Learning a language is all about being able to perform real life communicative tasks and therefore, here at The Purbeck School, we teach languages following the EPI (Extensive Processive Instruction) method where vocabulary and grammar are taught through a range of high frequency words and phrases chunks and constructions. The EPI method prioritises the teaching of chunks derived from communicative functions over the teaching of single words and traditional grammar, thereby enabling us to offer an adaptive teaching experience accessible to all pupils of all abilities. The EPI method, developed by Dr Gianfranco Conti, is a method which breaks down a topic in a series of phases:

  1. MODELLING: the use of chunks in context through sentence builder/story telling/songs/etc.
  2. AWARENESS RAISING: sensitising the learners to the patterns/rules governing the target chunks formation and use (pop-up grammar).
  3. RECEPTIVE PROCESSING: high-intensity processing practice through receptive skills (controlled input).
  4. STRUCTURED PRODUCTION: intensive supported and highly controlled production practice (pushed output)
  5. EXPANSION: structure is learnt in greater depth and practised with old and new vocabulary and structures overtime through systematic recycling.

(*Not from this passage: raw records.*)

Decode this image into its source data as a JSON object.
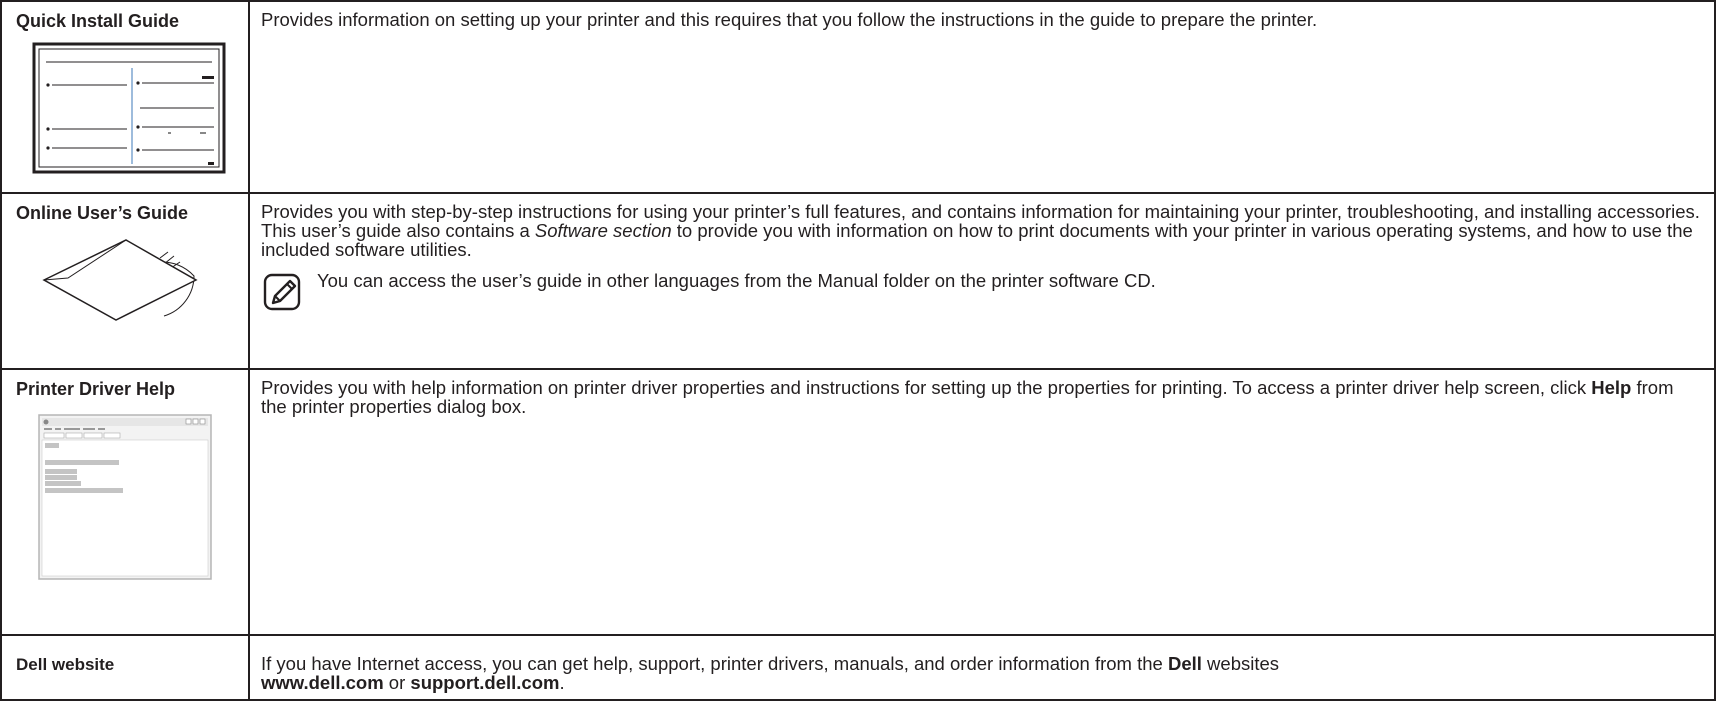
{
  "rows": [
    {
      "name": "Quick Install Guide",
      "icon": "quick-install-guide-thumbnail-icon",
      "desc": "Provides information on setting up your printer and this requires that you follow the instructions in the guide to prepare the printer."
    },
    {
      "name": "Online User’s Guide",
      "icon": "cd-sleeve-icon",
      "desc1": "Provides you with step-by-step instructions for using your printer’s full features, and contains information for maintaining your printer, troubleshooting, and installing accessories.",
      "desc2_pre": "This user’s guide also contains a ",
      "desc2_em": "Software section",
      "desc2_post": " to provide you with information on how to print documents with your printer in various operating systems, and how to use the included software utilities.",
      "note_icon": "note-icon",
      "note": "You can access the user’s guide in other languages from the Manual folder on the printer software CD."
    },
    {
      "name": "Printer Driver Help",
      "icon": "help-window-screenshot-icon",
      "desc_pre": "Provides you with help information on printer driver properties and instructions for setting up the properties for printing. To access a printer driver help screen, click ",
      "desc_bold": "Help",
      "desc_post": " from the printer properties dialog box."
    },
    {
      "name": "Dell website",
      "desc_pre": "If you have Internet access, you can get help, support, printer drivers, manuals, and order information from the ",
      "desc_bold1": "Dell",
      "desc_mid": " websites ",
      "desc_bold2": "www.dell.com",
      "desc_or": " or ",
      "desc_bold3": "support.dell.com",
      "desc_end": "."
    }
  ]
}
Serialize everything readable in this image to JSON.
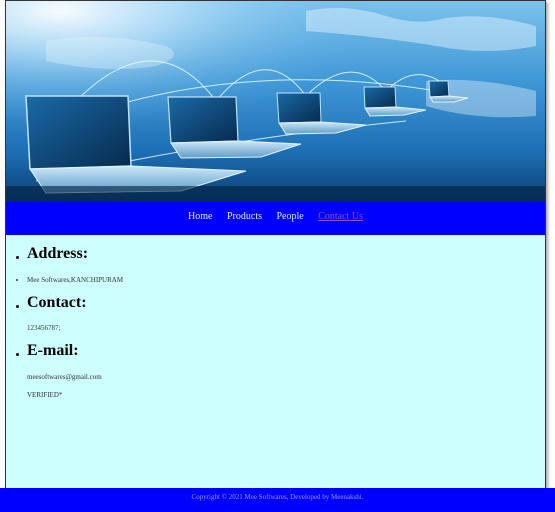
{
  "banner": {
    "image_alt": "laptops-network-world-banner"
  },
  "nav": {
    "items": [
      {
        "label": "Home"
      },
      {
        "label": "Products"
      },
      {
        "label": "People"
      },
      {
        "label": "Contact Us"
      }
    ]
  },
  "content": {
    "address_heading": "Address:",
    "address_value": "Mee Softwares,KANCHIPURAM",
    "contact_heading": "Contact:",
    "contact_value": "123456787;",
    "email_heading": "E-mail:",
    "email_value": "meesoftwares@gmail.com",
    "verified": "VERIFIED*"
  },
  "footer": {
    "text": "Copyright © 2021 Mee Softwares, Developed by Meenakshi."
  },
  "colors": {
    "nav_bg": "#0000ff",
    "content_bg": "#ccfffd",
    "active_link": "#8b4fc9"
  }
}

Students are taught in mixed ability sets. In years 7, 8 and 9 pupils cover all requirements of the KS3 national curriculum and at KS4, The MFL curriculum is themed-based to reflect the demands of the GCSE syllabus with key grammatical points which can be used across all topic areas. All years are taught using sentence builders.

At KS4, students continue to develop the skills they have been introduced to at KS3. To prepare for the speaking and writing exams pupils will focus on extending their ability to narrate in detail a series of events in the past, present and future with reference to others as well as themselves. They will be able to offer a wide range of opinions and justify them. To prepare for the listening and reading exams students will have access to authentic materials, in order to develop their cultural understanding. They will also learn the skills required for effective translation from and into the target language.

French Long Term Overview

Spanish Long Term Overview